Jewellery for life

Thinking of proposing? A Southsea jeweller explains to Charlotte Pearson how to pick the right ring.

Choosing an engagement ring is not necessarily an easy task.
Commissioning Process_DesignThere are so many things you need to consider to ensure that when that box opens, alongside the look of shock, there is one of amazement.
But jewellery designer Charlotte Cornelius does have some advice.
“Think about the size,” she says. “We can resize a ring but if it is by too much it can change the design and the way it looks.
“Also with the metal, try and find out what she already wears.
“It can be hard as when I design a piece for someone I meet them, see what they are wearing, their style and character and figure out what they would wear and what would suit them, so I just have to go by what I am told.
Engagement 02“But I love it when they come back for the wedding rings, and I get to meet the fiancée and see if what their partner told me was right.”
At her new shop in Castle Road, Southsea, Charlotte admits a lot of the work she does are commissions for wedding rings, eternity rings and engagement rings.
“I also see a lot of people coming in who have been married, 30, 40 or 50 years and maybe didn’t have enough money for a proper wedding or engagement ring so now they can spend a little more and have something made,” she reveals.
Charlotte studied a HND in 3D design which saw her work in a range of materials, but it was metals that captured her imagination.
After being able to hone the practical and technical side of designing, making and marketing jewellery she moved into jewellery manufacturing where she learnt another side of the business.
“I then moved to Hayling Island and had my twin girls so I needed something more flexible,” explains Charlotte.
11.44.43“I had a lot of contacts so started off small but as my daughters got older it meant I could do more and more so I launched the website.
“Now they are 18 and at university so I thought it was time to open a shop and the space came up in Castle Road.”
Living and working near the sea has heavily influenced Charlotte’s own work.
“I am inspired by nature,” she adds. “I have collections featuring seaweed, bubbles like pebbles on a beach, birds, and a tide collection.
“I try and do a collection a year, but it means retiring an old one.
“They all sell but it is looking at what needs to be rested. It is like telling your child that it is special but it needs to go away for a bit.
“I just think of them as limited edition, it makes it easier.”
Working with an in-house goldsmiths, Charlotte reveals she uses specialists for stone setting.
P3170046“Although we do a lot in the studio we do use specialists to achieve the best,” she explains.
Describing her designs as simple, chunkier with texture and contrasts, Charlotte sees a lot of inherited jewellery coming through the door.
“I find that these pieces don’t really fit in with people’s style and they want something that will,” she reveals.
“People want to keep and wear things rather than it being left in a drawer or jewellery box, so we can take the stone and put it in something else or reuse the metal.
“It is nice to have jewellery that lasts and can be passed down to someone else in the future.
“It means it will last forever, and it is really satisfying for me as the pieces are always filled with emotion and mean a lot to someone.”

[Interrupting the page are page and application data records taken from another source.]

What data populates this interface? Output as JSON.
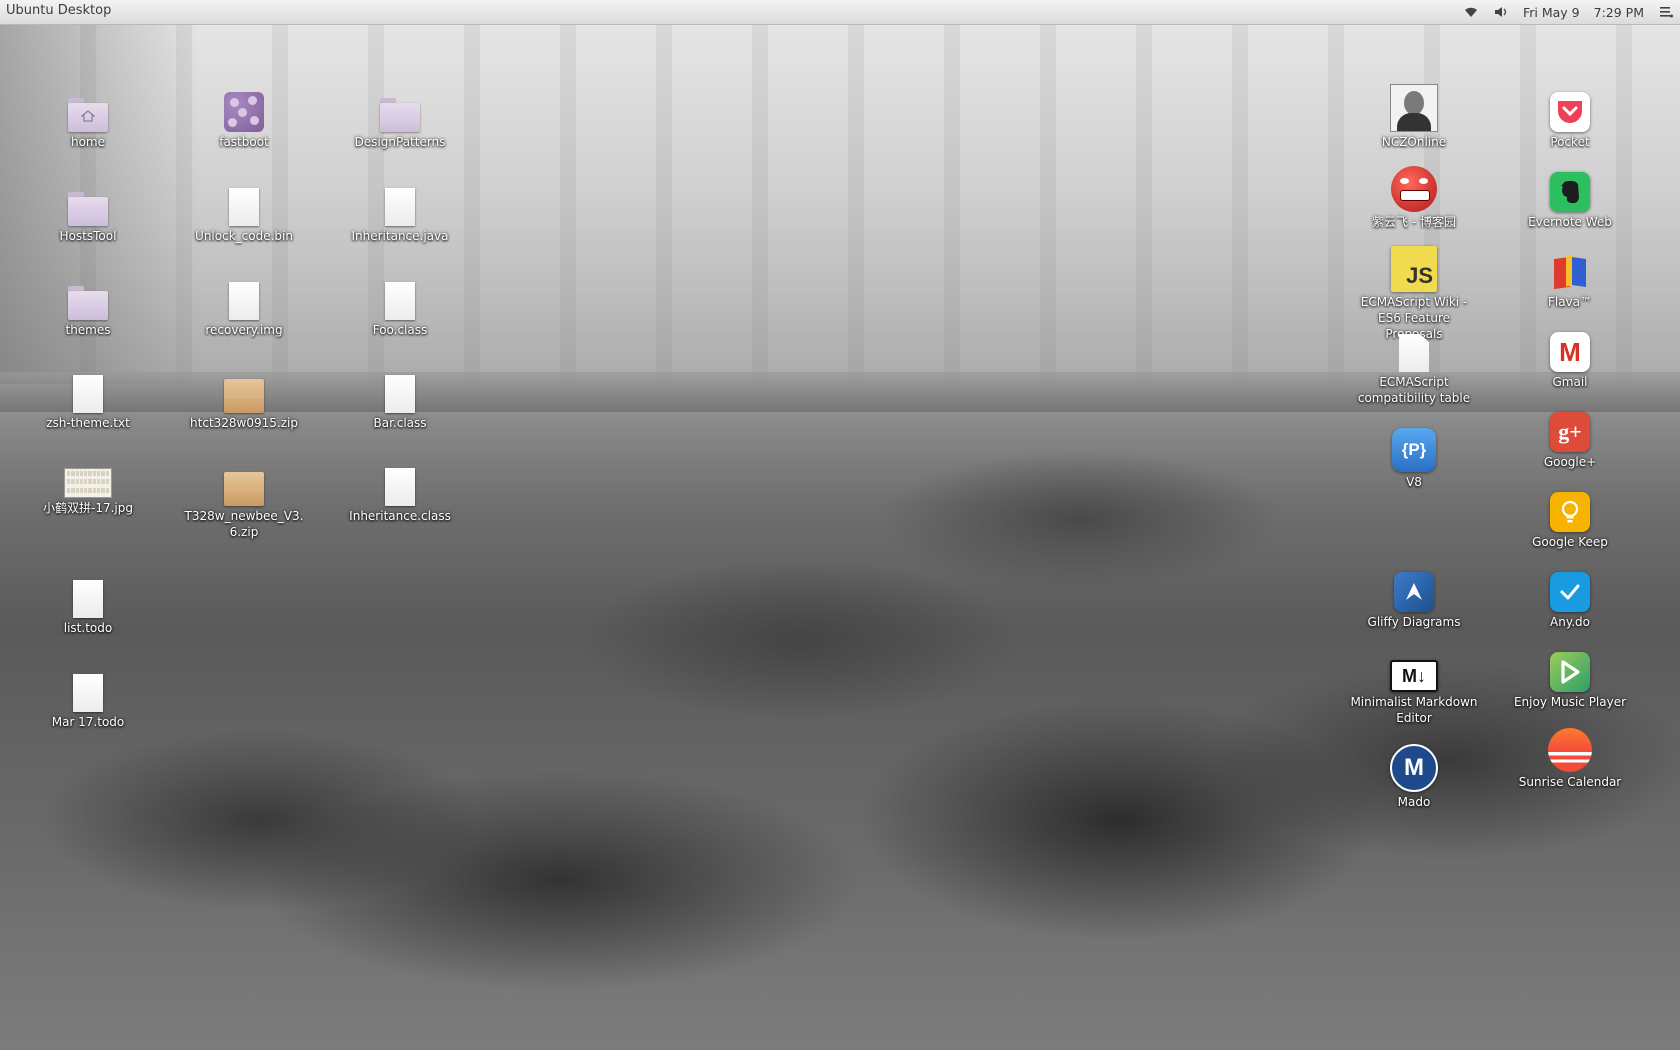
{
  "panel": {
    "title": "Ubuntu Desktop",
    "date": "Fri May  9",
    "time": "7:29 PM",
    "icons": [
      "wifi-icon",
      "volume-icon",
      "menu-icon"
    ]
  },
  "desktop": {
    "col1": [
      {
        "label": "home",
        "type": "folder-home"
      },
      {
        "label": "HostsTool",
        "type": "folder"
      },
      {
        "label": "themes",
        "type": "folder"
      },
      {
        "label": "zsh-theme.txt",
        "type": "file"
      },
      {
        "label": "小鹤双拼-17.jpg",
        "type": "image"
      },
      {
        "label": "list.todo",
        "type": "file"
      },
      {
        "label": "Mar 17.todo",
        "type": "file"
      }
    ],
    "col2": [
      {
        "label": "fastboot",
        "type": "fastboot"
      },
      {
        "label": "Unlock_code.bin",
        "type": "file"
      },
      {
        "label": "recovery.img",
        "type": "file"
      },
      {
        "label": "htct328w0915.zip",
        "type": "zip"
      },
      {
        "label": "T328w_newbee_V3.6.zip",
        "type": "zip"
      }
    ],
    "col3": [
      {
        "label": "DesignPatterns",
        "type": "folder"
      },
      {
        "label": "Inheritance.java",
        "type": "file"
      },
      {
        "label": "Foo.class",
        "type": "file"
      },
      {
        "label": "Bar.class",
        "type": "file"
      },
      {
        "label": "Inheritance.class",
        "type": "file"
      }
    ],
    "col4": [
      {
        "label": "NCZOnline",
        "type": "photo"
      },
      {
        "label": "紫云飞 - 博客园",
        "type": "face"
      },
      {
        "label": "ECMAScript Wiki - ES6 Feature Proposals",
        "type": "js"
      },
      {
        "label": "ECMAScript compatibility table",
        "type": "doc"
      },
      {
        "label": "V8",
        "type": "v8"
      },
      {
        "label": "Gliffy Diagrams",
        "type": "gliffy"
      },
      {
        "label": "Minimalist Markdown Editor",
        "type": "md"
      },
      {
        "label": "Mado",
        "type": "mado"
      }
    ],
    "col5": [
      {
        "label": "Pocket",
        "type": "pocket"
      },
      {
        "label": "Evernote Web",
        "type": "evernote"
      },
      {
        "label": "Flava™",
        "type": "flava"
      },
      {
        "label": "Gmail",
        "type": "gmail"
      },
      {
        "label": "Google+",
        "type": "gplus"
      },
      {
        "label": "Google Keep",
        "type": "keep"
      },
      {
        "label": "Any.do",
        "type": "anydo"
      },
      {
        "label": "Enjoy Music Player",
        "type": "music"
      },
      {
        "label": "Sunrise Calendar",
        "type": "sunrise"
      }
    ]
  },
  "glyph_text": {
    "js": "JS",
    "v8": "{P}",
    "md": "M↓",
    "mado": "M",
    "gplus": "g+",
    "gmail": "M"
  },
  "colors": {
    "pocket": "#ee4056",
    "evernote": "#2dbe60",
    "gmail": "#ffffff",
    "gplus": "#dd4b39",
    "keep": "#f6b400",
    "anydo": "#1a9ae0",
    "music": "#8bc34a",
    "js": "#f0db4f",
    "v8": "#3a7bd5",
    "gliffy": "#2a64a8",
    "mado": "#1e4a8c"
  }
}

P8050730The shop also does special buys, which when I visited was a stunning bee featuring rubies, sapphires, emeralds and diamonds.
“These pieces are vintage or pre-owned,” explains Charlotte. “There is just something a bit special about the piece. It just has to be different and catch my eye.”
With her motto being ‘jewellery for life’ I’m sure that in years to come her pieces will also be handed down through the family to be loved and cherished.

Charlotte Cornelius, 66 Castle Road, Southsea, PO5 3AZ.
For more information, visit www.charlottecornelius.co.uk

All pictures: James White Photography

FacebookTwitterPinterestMore...

admin January 27, 2016 Fashion and Beauty